I am a survivor of fourteen years of Catholic education. I am still waiting for my lapel pin to come in the mail. Although I may joke about surviving the notorious nuns, I did receive a very good education in those years. One thing that I didn’t understand back then was the relationship between the Italian American community and the Catholic Church. Even when I was a kid, I thought it odd that none of the priests or nuns were Italian. They all had names like Quin, Bowman, and Evans. It took till October before those American nuns could pronounce our names without stumbling over them. Even then they never really got them right, but we knew better than to correct a nun.
So, what’s the deal? What happened to all the Italians in the Roman Catholic Church? The relationship between Italian Americans and the Catholic Church is – as they say about so many relationships – complicated.
Despite the stereotype, there has always been friction between the church and the Italian people. Many Italians, especially those in the south, saw the church as yet another institution living off the sweat of the working class. The hostility between the two became overt, however, during unification. Not only were the Papal States confiscated, but the spirit of the newly formed Italy also challenged the authority of the church. After unification, popes who described themselves as prisoners of the Vatican reached out to Catholics and foreign governments around the world to destabilize the newly-formed Italian government.
The Catholic Church in the United States at the time was only too happy to comply with the pope’s wishes. The American church was run by the Irish who had real animosity toward Italian immigrants. They saw Italian religious practices as more pagan than Christian. They saw the emphasis that Italians put on such things as scapulars, statues, and various talismans as pagan, focusing more on the object than the spiritual devotion that these things were meant to evoke.

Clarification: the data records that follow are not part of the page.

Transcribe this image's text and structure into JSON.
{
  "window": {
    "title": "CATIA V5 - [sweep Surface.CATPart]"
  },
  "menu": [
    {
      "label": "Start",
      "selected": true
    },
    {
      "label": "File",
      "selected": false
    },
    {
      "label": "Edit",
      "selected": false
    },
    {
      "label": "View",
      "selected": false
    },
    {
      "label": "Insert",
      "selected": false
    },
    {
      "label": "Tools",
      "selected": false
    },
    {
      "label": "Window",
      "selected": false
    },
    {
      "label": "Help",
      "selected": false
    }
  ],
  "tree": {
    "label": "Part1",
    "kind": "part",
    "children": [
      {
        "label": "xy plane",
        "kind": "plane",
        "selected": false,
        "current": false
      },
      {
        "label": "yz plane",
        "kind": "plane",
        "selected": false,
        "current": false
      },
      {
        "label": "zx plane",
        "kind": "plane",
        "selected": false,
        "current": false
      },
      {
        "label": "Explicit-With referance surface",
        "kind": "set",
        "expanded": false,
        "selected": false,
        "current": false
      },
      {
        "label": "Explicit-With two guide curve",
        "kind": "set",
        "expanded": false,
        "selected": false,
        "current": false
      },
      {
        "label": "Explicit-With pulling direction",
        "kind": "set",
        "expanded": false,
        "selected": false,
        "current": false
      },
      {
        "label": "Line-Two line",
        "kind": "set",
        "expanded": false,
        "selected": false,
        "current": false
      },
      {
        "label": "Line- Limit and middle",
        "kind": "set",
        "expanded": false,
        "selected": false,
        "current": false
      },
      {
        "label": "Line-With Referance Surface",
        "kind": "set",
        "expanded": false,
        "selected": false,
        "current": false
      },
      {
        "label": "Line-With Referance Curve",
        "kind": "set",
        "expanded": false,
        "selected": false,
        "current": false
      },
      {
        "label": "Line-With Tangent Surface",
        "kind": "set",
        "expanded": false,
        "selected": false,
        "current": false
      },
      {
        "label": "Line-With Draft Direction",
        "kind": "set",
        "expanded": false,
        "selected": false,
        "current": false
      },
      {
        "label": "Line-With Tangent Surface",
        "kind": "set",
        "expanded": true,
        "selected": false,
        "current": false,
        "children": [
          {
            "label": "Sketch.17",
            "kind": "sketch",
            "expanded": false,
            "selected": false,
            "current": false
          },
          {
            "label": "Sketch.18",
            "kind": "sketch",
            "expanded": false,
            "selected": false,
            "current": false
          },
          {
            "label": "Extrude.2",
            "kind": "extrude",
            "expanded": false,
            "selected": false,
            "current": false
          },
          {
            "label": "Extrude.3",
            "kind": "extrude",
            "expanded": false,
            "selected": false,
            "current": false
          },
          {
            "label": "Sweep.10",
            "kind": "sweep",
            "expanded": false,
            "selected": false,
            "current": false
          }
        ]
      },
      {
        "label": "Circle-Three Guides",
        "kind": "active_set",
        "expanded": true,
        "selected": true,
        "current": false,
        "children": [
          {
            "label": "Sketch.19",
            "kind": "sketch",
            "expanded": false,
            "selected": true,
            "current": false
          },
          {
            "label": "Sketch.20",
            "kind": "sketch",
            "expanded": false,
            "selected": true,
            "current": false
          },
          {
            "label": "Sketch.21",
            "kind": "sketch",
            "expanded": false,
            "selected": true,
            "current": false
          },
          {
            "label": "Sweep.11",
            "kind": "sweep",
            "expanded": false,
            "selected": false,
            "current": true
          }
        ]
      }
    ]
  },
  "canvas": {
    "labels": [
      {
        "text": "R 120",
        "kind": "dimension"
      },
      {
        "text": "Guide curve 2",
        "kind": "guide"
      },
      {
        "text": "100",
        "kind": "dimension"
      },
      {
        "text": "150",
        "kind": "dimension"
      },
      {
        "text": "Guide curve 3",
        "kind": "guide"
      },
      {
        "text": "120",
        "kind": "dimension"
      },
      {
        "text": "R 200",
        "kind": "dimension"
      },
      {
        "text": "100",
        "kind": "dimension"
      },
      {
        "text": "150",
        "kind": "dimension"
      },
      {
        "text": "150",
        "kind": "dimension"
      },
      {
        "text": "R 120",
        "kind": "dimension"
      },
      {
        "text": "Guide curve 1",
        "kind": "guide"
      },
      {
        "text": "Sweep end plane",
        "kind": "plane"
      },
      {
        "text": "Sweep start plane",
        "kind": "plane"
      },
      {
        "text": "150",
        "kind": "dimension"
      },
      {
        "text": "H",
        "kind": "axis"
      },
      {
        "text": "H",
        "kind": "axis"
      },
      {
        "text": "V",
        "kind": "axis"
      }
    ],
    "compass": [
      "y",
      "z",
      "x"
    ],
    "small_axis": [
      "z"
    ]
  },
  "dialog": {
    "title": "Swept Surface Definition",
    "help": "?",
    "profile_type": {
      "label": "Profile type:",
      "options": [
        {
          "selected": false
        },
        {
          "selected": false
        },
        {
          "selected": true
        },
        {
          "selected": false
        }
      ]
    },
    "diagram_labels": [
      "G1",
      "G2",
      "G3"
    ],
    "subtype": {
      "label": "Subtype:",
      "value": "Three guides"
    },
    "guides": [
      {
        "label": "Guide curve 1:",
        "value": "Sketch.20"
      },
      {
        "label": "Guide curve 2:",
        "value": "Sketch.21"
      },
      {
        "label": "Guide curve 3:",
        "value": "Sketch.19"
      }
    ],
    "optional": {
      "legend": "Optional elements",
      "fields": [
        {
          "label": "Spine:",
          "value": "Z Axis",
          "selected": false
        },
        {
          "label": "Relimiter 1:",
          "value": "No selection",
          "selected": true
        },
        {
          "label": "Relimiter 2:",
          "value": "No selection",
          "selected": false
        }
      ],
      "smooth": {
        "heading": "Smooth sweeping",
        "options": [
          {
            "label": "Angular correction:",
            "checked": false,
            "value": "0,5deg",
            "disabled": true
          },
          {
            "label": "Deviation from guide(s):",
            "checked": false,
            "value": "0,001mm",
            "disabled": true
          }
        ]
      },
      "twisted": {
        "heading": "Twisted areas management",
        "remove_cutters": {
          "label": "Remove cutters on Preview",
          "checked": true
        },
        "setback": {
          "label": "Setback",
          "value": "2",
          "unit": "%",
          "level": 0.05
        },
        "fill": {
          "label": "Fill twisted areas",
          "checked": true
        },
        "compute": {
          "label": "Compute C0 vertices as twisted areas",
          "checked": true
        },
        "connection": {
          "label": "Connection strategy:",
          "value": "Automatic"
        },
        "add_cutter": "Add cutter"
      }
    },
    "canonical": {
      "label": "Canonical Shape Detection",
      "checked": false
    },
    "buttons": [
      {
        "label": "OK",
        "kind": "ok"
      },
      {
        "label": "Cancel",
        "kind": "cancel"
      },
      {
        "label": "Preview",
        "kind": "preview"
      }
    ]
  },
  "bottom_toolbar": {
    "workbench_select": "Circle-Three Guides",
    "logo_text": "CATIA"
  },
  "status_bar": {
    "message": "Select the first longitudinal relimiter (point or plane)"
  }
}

Many within the church claimed that Italian immigrant religious practices were just held-overs from the pagan practices of the Roman and Greeks with a just veneer of Christianity. Looking at some of these practices one could hardly blame them. How many of us wear both a cornicello and crucifix? Even beyond a mere charm, who among us has not said the malocchio prayer at midnight on Christmas eve?
In addition to Italian immigrant forms of devotion, the Irish leaders were frustrated with the independent and, at times, rebellious Italian character. Italians did not accept that the priest, or even the church, as their only access to God. Southern Italian cynicism of the church was not left in Italy. Italian immigrants’ ultimate allegiance was to their non-Catholic Southern Italian culture. This was a direct challenge to the authority of the church.
The Catholic Church referred to this conflict with Italian immigrants as The Italian Problem. We should understand that this problem was more than just an internal issue. At the time Catholicism itself was not accepted as a legitimate Christian religion within much of the United States. Imagine the challenge confronting church leadership, while struggling to find respectability they have all these Eye-talians, a group not even seen as white, arrive with their pagan customs. This hardly helped their cause.
Part of the solution to this problem was to separate Italians from the rest of the congregation. As in the case of Our Lady of Mount Carmel in East Harlem where Italians were put in the basement of the church. At the same time, many Catholic priests learned to speak Italian to better communicate with the newly arrived congregants. The church became yet another institution that sought to Americanize the Italian immigrant, frequently at the expense of their cultural heritage.
Although the remnants of this bias extended to when I was a child, today’s Catholic Church is a much different institution. Often, to fill vacant positions within American parishes, the church imports priests from all over the world. Within such diversity, Americanized Italians hardly stand out. Today, just as the case with most of American society, Italians have become accepted as part of the mainstream.